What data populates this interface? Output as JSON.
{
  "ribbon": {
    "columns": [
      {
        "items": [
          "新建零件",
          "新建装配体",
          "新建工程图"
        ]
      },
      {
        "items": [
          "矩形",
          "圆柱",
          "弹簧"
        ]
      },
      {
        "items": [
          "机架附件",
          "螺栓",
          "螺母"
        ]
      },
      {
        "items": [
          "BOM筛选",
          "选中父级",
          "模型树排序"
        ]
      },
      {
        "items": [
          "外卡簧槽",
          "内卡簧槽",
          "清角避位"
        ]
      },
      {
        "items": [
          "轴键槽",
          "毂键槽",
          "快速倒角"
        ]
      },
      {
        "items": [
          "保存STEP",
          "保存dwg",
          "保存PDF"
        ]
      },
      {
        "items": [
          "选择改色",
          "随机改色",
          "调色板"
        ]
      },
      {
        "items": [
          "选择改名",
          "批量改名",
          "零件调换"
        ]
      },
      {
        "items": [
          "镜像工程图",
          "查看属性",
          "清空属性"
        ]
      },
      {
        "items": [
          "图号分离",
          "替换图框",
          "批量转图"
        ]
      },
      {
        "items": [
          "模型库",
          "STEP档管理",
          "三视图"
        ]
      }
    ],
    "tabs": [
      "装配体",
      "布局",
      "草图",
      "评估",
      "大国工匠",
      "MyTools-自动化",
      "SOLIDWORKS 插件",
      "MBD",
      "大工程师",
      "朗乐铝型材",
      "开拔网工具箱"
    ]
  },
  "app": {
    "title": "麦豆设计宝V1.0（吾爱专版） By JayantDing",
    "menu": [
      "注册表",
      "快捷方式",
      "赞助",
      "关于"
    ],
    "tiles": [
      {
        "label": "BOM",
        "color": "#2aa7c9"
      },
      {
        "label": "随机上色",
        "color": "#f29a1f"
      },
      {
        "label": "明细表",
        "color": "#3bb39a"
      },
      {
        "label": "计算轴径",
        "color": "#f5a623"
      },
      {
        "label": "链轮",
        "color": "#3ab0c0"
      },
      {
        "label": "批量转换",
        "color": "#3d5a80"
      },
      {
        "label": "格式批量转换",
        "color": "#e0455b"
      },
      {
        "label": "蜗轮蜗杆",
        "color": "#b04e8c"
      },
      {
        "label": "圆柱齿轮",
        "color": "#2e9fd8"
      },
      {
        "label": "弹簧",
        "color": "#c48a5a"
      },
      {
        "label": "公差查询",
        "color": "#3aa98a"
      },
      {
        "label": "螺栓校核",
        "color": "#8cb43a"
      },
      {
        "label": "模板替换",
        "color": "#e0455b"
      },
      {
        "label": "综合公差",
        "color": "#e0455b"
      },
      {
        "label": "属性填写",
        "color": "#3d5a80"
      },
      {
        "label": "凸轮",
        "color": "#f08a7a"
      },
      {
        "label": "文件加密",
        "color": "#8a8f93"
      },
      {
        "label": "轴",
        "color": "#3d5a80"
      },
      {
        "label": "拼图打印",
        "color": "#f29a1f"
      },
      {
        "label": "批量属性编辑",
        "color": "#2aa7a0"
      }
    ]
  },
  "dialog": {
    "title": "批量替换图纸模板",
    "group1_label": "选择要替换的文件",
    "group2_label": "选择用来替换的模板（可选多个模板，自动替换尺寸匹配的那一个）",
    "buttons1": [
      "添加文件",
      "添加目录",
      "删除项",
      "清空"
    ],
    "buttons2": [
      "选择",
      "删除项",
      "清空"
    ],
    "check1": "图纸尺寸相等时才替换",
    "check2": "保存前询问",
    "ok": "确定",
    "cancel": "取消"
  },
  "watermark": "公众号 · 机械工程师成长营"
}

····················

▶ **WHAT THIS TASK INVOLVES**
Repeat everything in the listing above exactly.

▶ **THE ANSWER**
What data populates this interface? Output as JSON.
{
  "ribbon": {
    "columns": [
      {
        "items": [
          "新建零件",
          "新建装配体",
          "新建工程图"
        ]
      },
      {
        "items": [
          "矩形",
          "圆柱",
          "弹簧"
        ]
      },
      {
        "items": [
          "机架附件",
          "螺栓",
          "螺母"
        ]
      },
      {
        "items": [
          "BOM筛选",
          "选中父级",
          "模型树排序"
        ]
      },
      {
        "items": [
          "外卡簧槽",
          "内卡簧槽",
          "清角避位"
        ]
      },
      {
        "items": [
          "轴键槽",
          "毂键槽",
          "快速倒角"
        ]
      },
      {
        "items": [
          "保存STEP",
          "保存dwg",
          "保存PDF"
        ]
      },
      {
        "items": [
          "选择改色",
          "随机改色",
          "调色板"
        ]
      },
      {
        "items": [
          "选择改名",
          "批量改名",
          "零件调换"
        ]
      },
      {
        "items": [
          "镜像工程图",
          "查看属性",
          "清空属性"
        ]
      },
      {
        "items": [
          "图号分离",
          "替换图框",
          "批量转图"
        ]
      },
      {
        "items": [
          "模型库",
          "STEP档管理",
          "三视图"
        ]
      }
    ],
    "tabs": [
      "装配体",
      "布局",
      "草图",
      "评估",
      "大国工匠",
      "MyTools-自动化",
      "SOLIDWORKS 插件",
      "MBD",
      "大工程师",
      "朗乐铝型材",
      "开拔网工具箱"
    ]
  },
  "app": {
    "title": "麦豆设计宝V1.0（吾爱专版） By JayantDing",
    "menu": [
      "注册表",
      "快捷方式",
      "赞助",
      "关于"
    ],
    "tiles": [
      {
        "label": "BOM",
        "color": "#2aa7c9"
      },
      {
        "label": "随机上色",
        "color": "#f29a1f"
      },
      {
        "label": "明细表",
        "color": "#3bb39a"
      },
      {
        "label": "计算轴径",
        "color": "#f5a623"
      },
      {
        "label": "链轮",
        "color": "#3ab0c0"
      },
      {
        "label": "批量转换",
        "color": "#3d5a80"
      },
      {
        "label": "格式批量转换",
        "color": "#e0455b"
      },
      {
        "label": "蜗轮蜗杆",
        "color": "#b04e8c"
      },
      {
        "label": "圆柱齿轮",
        "color": "#2e9fd8"
      },
      {
        "label": "弹簧",
        "color": "#c48a5a"
      },
      {
        "label": "公差查询",
        "color": "#3aa98a"
      },
      {
        "label": "螺栓校核",
        "color": "#8cb43a"
      },
      {
        "label": "模板替换",
        "color": "#e0455b"
      },
      {
        "label": "综合公差",
        "color": "#e0455b"
      },
      {
        "label": "属性填写",
        "color": "#3d5a80"
      },
      {
        "label": "凸轮",
        "color": "#f08a7a"
      },
      {
        "label": "文件加密",
        "color": "#8a8f93"
      },
      {
        "label": "轴",
        "color": "#3d5a80"
      },
      {
        "label": "拼图打印",
        "color": "#f29a1f"
      },
      {
        "label": "批量属性编辑",
        "color": "#2aa7a0"
      }
    ]
  },
  "dialog": {
    "title": "批量替换图纸模板",
    "group1_label": "选择要替换的文件",
    "group2_label": "选择用来替换的模板（可选多个模板，自动替换尺寸匹配的那一个）",
    "buttons1": [
      "添加文件",
      "添加目录",
      "删除项",
      "清空"
    ],
    "buttons2": [
      "选择",
      "删除项",
      "清空"
    ],
    "check1": "图纸尺寸相等时才替换",
    "check2": "保存前询问",
    "ok": "确定",
    "cancel": "取消"
  },
  "watermark": "公众号 · 机械工程师成长营"
}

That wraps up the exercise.